From education to employment

Prime contractors attacked for ‘outrageous fees’

Smaller training providers gave prolonged applause to Robust Training CEO Roger Lynch as his rousing speech ended AELP’s annual conference earlier this year.

In a no-holds-barred address, Lynch hit out at some prime contractors taking 30 per cent of fees, declaring that “high management fees are unacceptable and counter productive. We cannot go on charging colleagues outrageous and unjustified fees. Removing the profit margin from the supply chain inevitably leads to corner cutting and lowering of quality; it is the industry that will suffer.”

Lynch pointed to one college that he said was charging £600,000 on what he described as £2 million worth of delivery.

He continued: “Once again we are turkeys voting for Christmas. The recently-published supply-chain list is a shot across the industry’s bow and we must recognise that management fees are under scrutiny. A solution will soon be imposed that will not involve more funding – or help with our admin and quality costs.

“We will all suffer if providers and colleges alike use management fees as an income stream.”

Lynch, who founded the south London-based Robust Training group, said the answer to the prime contractor’s issue was  to give someone else the problem and charge them 30 per cent for the privilege. He said “it did not make business sense to hand your budget to a competitor and let them prove they can deliver your training programmes for a 25-40 per cent less than you.”

A former Black Entrepreneur of the Year and one of the famed 100 on the Power List of leading black citizens, Lynch is the elected representative of smaller providers on the AELP board.

At the event, he thanked smaller providers who gave him “candid feedback” to how they view the flexibilities found in the Adult Skills budget and making apprenticeships pay.

“I am giving a provider perspective on funding from a business point of view, looking at how, or if, small providers can exist in the current funding climate,” he said.

He also reminded delegates that “securing more work may not be the solution if you cannot run your current concern at a profit; it’s not the size of your contract that counts.

“What matters is whether we can make our contracts pay. And if we can’t, what will we do about it? Remember: ‘Turnover is vanity, profit is sanity; but cash-flow is reality’. If you do not sort out your cash-flow you will fail.”
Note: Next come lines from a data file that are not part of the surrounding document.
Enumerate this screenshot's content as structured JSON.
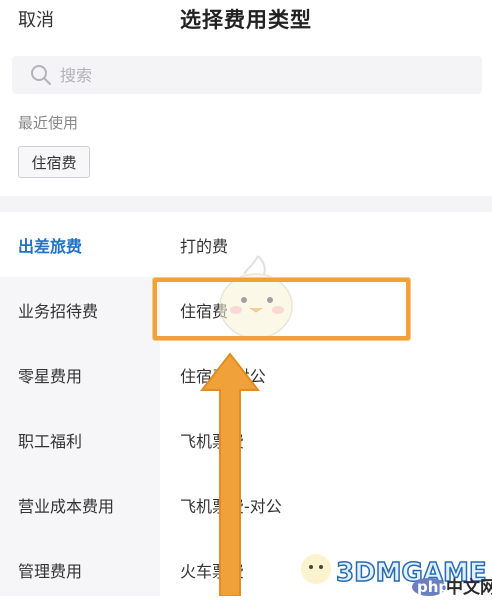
{
  "header": {
    "cancel_label": "取消",
    "title": "选择费用类型"
  },
  "search": {
    "placeholder": "搜索",
    "value": ""
  },
  "recent": {
    "label": "最近使用",
    "items": [
      "住宿费"
    ]
  },
  "categories": [
    {
      "label": "出差旅费",
      "active": true
    },
    {
      "label": "业务招待费",
      "active": false
    },
    {
      "label": "零星费用",
      "active": false
    },
    {
      "label": "职工福利",
      "active": false
    },
    {
      "label": "营业成本费用",
      "active": false
    },
    {
      "label": "管理费用",
      "active": false
    }
  ],
  "expense_items": [
    {
      "label": "打的费"
    },
    {
      "label": "住宿费"
    },
    {
      "label": "住宿费-对公"
    },
    {
      "label": "飞机票费"
    },
    {
      "label": "飞机票费-对公"
    },
    {
      "label": "火车票费"
    }
  ],
  "watermark": {
    "text": "3DMGAME",
    "badge": "php",
    "suffix": "中文网"
  },
  "colors": {
    "accent": "#1f73c7",
    "highlight": "#f0a13a",
    "panel_bg": "#f6f6f8"
  }
}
Lynch’s principal business, Ruskin Private Hire, boasts thousands of fully-trained, regularly updated workers. A strong advocate of the value of quality training, Lynch started Robust Training when he failed to find a provider that met his demanding standards.

He finished his address with a plea: “I can think of no other industry where a price has been agreed and set but then an unnecessary market is created which seems hell bent on driving down income for all parties.

“We are inviting government to create its own market where the training and apprenticeship business goes to whoever can deliver qualifications for the lowest price….paid on results.”

(Pictured: Robust Training CEO Roger Lynch)

Related Articles